# WHAT TO WORK ON
Every line below that holds the string "using" should be copied out.

# SUPPLIED RECORDS
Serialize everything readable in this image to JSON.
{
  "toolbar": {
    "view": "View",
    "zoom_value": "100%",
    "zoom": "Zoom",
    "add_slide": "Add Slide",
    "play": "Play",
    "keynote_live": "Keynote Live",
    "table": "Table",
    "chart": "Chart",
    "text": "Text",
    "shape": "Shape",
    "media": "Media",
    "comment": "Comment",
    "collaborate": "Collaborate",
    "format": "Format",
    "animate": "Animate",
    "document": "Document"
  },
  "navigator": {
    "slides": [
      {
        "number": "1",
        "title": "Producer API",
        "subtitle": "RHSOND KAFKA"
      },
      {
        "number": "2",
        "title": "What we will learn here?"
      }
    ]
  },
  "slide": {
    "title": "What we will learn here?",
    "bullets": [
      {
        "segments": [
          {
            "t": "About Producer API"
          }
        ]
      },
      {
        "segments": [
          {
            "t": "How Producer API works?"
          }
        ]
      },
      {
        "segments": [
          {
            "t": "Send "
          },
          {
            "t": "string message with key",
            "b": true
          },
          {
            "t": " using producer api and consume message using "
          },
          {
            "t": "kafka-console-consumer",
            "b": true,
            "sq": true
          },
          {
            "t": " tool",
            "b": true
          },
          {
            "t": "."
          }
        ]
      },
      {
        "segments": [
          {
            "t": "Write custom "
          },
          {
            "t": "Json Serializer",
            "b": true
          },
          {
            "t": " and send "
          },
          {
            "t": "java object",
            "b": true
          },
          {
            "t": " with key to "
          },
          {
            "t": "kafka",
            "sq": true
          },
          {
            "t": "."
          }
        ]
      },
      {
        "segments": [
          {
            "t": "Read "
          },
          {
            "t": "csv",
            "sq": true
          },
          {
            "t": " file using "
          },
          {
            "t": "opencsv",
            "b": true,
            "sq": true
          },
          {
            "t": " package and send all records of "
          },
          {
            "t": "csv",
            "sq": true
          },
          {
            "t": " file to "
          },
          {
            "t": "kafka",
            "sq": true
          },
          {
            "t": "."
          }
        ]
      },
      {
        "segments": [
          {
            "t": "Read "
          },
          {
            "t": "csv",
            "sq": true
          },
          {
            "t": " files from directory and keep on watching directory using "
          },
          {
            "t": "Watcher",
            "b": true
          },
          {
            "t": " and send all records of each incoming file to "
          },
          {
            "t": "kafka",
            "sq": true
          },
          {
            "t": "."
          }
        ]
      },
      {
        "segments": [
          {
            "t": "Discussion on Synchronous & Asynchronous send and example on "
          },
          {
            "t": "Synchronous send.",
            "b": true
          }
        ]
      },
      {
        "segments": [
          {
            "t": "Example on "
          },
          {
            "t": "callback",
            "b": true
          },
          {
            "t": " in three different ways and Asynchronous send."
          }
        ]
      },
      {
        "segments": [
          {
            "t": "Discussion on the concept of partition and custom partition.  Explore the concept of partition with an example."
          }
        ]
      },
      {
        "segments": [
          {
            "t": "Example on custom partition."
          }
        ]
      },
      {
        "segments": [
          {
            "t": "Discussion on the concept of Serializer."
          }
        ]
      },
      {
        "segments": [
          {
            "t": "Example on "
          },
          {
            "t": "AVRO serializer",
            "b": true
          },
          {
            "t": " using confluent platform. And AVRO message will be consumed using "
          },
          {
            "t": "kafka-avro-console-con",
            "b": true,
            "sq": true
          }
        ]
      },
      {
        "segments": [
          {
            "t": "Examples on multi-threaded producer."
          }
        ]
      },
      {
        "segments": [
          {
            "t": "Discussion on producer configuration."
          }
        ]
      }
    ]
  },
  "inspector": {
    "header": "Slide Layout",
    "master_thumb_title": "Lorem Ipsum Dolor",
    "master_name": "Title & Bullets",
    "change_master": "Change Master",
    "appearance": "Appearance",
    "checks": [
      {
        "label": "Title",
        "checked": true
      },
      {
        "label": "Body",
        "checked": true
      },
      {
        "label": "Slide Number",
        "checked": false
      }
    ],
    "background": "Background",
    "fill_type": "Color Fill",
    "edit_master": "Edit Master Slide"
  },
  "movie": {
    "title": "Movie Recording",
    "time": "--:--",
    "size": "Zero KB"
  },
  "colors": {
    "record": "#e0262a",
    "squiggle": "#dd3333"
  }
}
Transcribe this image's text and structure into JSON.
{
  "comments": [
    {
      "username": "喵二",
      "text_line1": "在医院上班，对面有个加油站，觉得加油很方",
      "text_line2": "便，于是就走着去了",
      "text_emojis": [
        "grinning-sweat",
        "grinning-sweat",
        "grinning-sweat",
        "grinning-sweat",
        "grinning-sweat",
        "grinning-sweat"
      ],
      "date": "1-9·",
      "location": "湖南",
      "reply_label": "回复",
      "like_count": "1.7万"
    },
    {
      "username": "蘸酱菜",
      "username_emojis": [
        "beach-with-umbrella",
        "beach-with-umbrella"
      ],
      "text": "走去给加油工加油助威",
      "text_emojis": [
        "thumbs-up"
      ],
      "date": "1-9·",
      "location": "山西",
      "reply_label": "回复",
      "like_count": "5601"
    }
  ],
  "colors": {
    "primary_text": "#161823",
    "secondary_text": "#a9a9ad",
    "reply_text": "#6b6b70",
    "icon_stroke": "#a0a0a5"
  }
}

# EXERCISE SOLUTION
            "t": " using producer api and consume message using "
            "t": " file using "
            "t": " files from directory and keep on watching directory using "
            "t": " using confluent platform. And AVRO message will be consumed using "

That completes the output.